US20040117058 *Aug 20, 2003Jun 17, 2004Precision Automation, Inc.Systems and methods of processing materials
US20040123712 *Aug 15, 2003Jul 1, 2004Precision Automation, Inc.Carriage coupling device
US20040199283 *Aug 20, 2003Oct 7, 2004Dick Spencer B.Salvage methods and apparatus
US20040231122 *Aug 20, 2003Nov 25, 2004Sawyer Philip P.Apparatus and methods for double ended processing
US20050167000 *Oct 4, 2004Aug 4, 2005Dick Spencer B.System for forming dados
US20050188804 *Aug 15, 2003Sep 1, 2005Precision Automation, Inc.Linkage device for linear positioning apparatus
US20060000326 *May 26, 2005Jan 5, 2006Dick Spencer BMaterial handling systems
US20060004478 *May 26, 2005Jan 5, 2006Dick Spencer BMaterial handling systems
US20060086222 *Aug 15, 2003Apr 27, 2006Dick Spencer BCarriage and rail assembly for a linear positioning system
US20070028730 *Jul 24, 2006Feb 8, 2007Sawyer Philip PApparatus and methods for double ended processing
US20070240547 *Feb 5, 2007Oct 18, 2007Dick Spencer BMulti-step systems for processing workpieces
US20080009961 *Feb 26, 2007Jan 10, 2008Dick Spencer BGauge system
US20090100974 *Dec 21, 2007Apr 23, 2009Sawyer Philip PMethod and apparatus for processing material
US20090103977 *Oct 22, 2008Apr 23, 2009Precision Automation, Inc.Multi-step systems for processing workpieces
US20090105870 *Oct 22, 2008Apr 23, 2009Precision Automation, Inc.Multi-step systems for processing workpieces
US20090105871 *Oct 28, 2008Apr 23, 2009Precision Automation, Inc.Multi-step systems for processing workpieces
US20090105872 *Oct 28, 2008Apr 23, 2009Precision Automation, Inc.Multi-step system for processing workpieces

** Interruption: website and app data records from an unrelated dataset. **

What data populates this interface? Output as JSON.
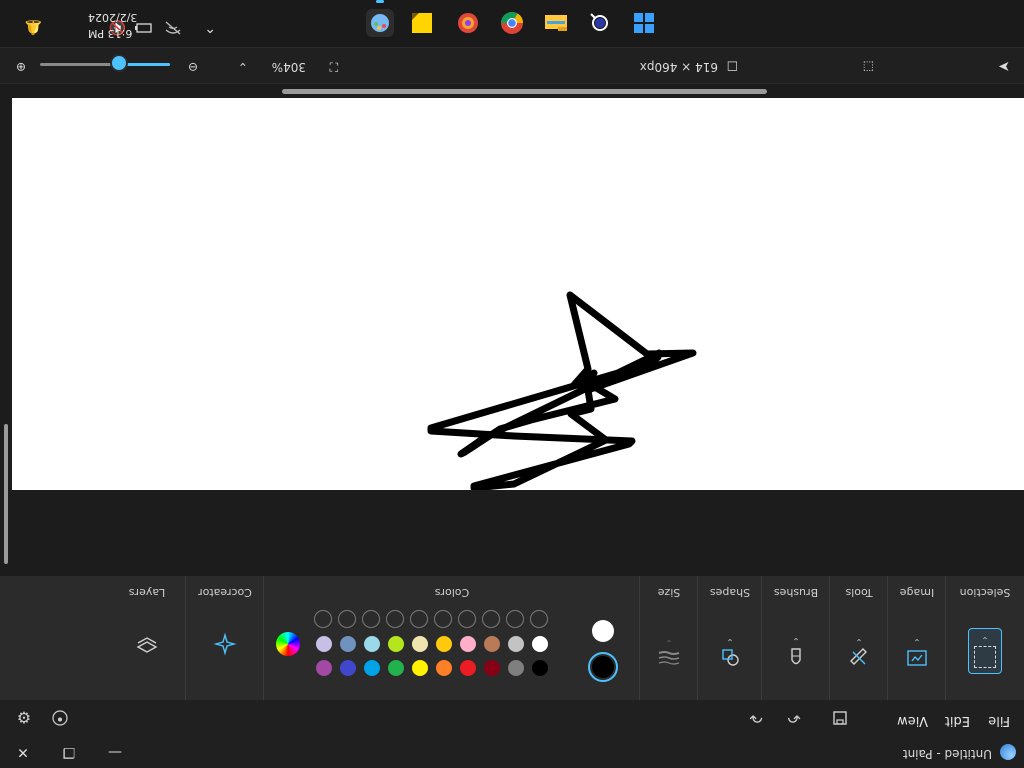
{
  "window": {
    "title": "Untitled - Paint"
  },
  "menu": {
    "file": "File",
    "edit": "Edit",
    "view": "View"
  },
  "ribbon": {
    "groups": [
      {
        "label": "Selection"
      },
      {
        "label": "Image"
      },
      {
        "label": "Tools"
      },
      {
        "label": "Brushes"
      },
      {
        "label": "Shapes"
      },
      {
        "label": "Size"
      },
      {
        "label": "Colors"
      },
      {
        "label": "Cocreator"
      },
      {
        "label": "Layers"
      }
    ],
    "colors": {
      "primary": "#000000",
      "secondary": "#ffffff",
      "palette_row1": [
        "#000000",
        "#7f7f7f",
        "#880015",
        "#ed1c24",
        "#ff7f27",
        "#fff200",
        "#22b14c",
        "#00a2e8",
        "#3f48cc",
        "#a349a4"
      ],
      "palette_row2": [
        "#ffffff",
        "#c3c3c3",
        "#b97a57",
        "#ffaec9",
        "#ffc90e",
        "#efe4b0",
        "#b5e61d",
        "#99d9ea",
        "#7092be",
        "#c8bfe7"
      ]
    }
  },
  "status": {
    "canvas_size": "614 × 460px",
    "zoom_percent": "304%",
    "zoom_level": 0.38
  },
  "taskbar": {
    "time": "6:13 PM",
    "date": "3/2/2024"
  }
}
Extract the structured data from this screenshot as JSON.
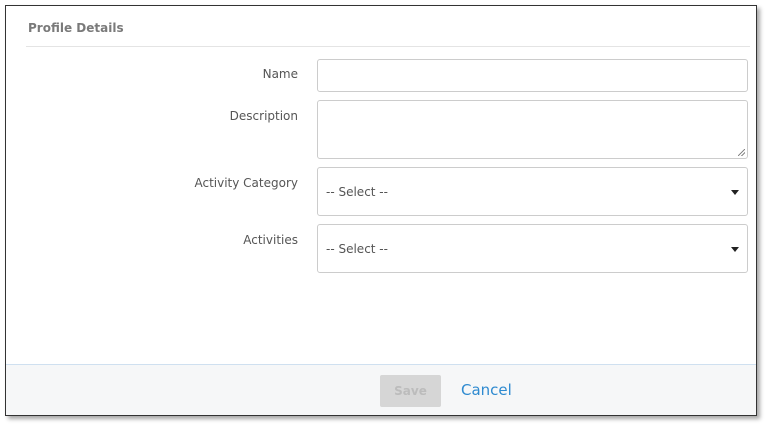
{
  "panel": {
    "title": "Profile Details"
  },
  "form": {
    "name_label": "Name",
    "name_value": "",
    "description_label": "Description",
    "description_value": "",
    "activity_category_label": "Activity Category",
    "activity_category_value": "-- Select --",
    "activities_label": "Activities",
    "activities_value": "-- Select --"
  },
  "footer": {
    "save_label": "Save",
    "cancel_label": "Cancel"
  }
}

US20090299519 *Jan 26, 2009Dec 3, 2009Precision Automation, Inc.Gauge system
US20130149080 *Feb 8, 2013Jun 13, 2013Automatismos Y Montajes Industriales J. Martin, S.L.Automatic plant for storing and dispensing goods
EP0013831A1 *Dec 21, 1979Aug 6, 1980Lansing Bagnall LimitedProgrammable controller for an auxiliary mechanism of an industrial truck
EP0127684A1 *Nov 17, 1983Dec 12, 1984Fanuc Ltd.Method of determining current position of a machine
EP0127684A4 *Nov 17, 1983Feb 3, 1987Fanuc LtdMethod of determining current position of a machine.
U.S. Classification318/569, 318/594, 318/603
International ClassificationG05D3/12, G06K15/22, G05B19/39, B65G1/04, G05B19/21
Cooperative ClassificationG05B19/39, B65G1/0421, G06K15/22, G05B2219/43179
European ClassificationG06K15/22, B65G1/04B4, G05B19/39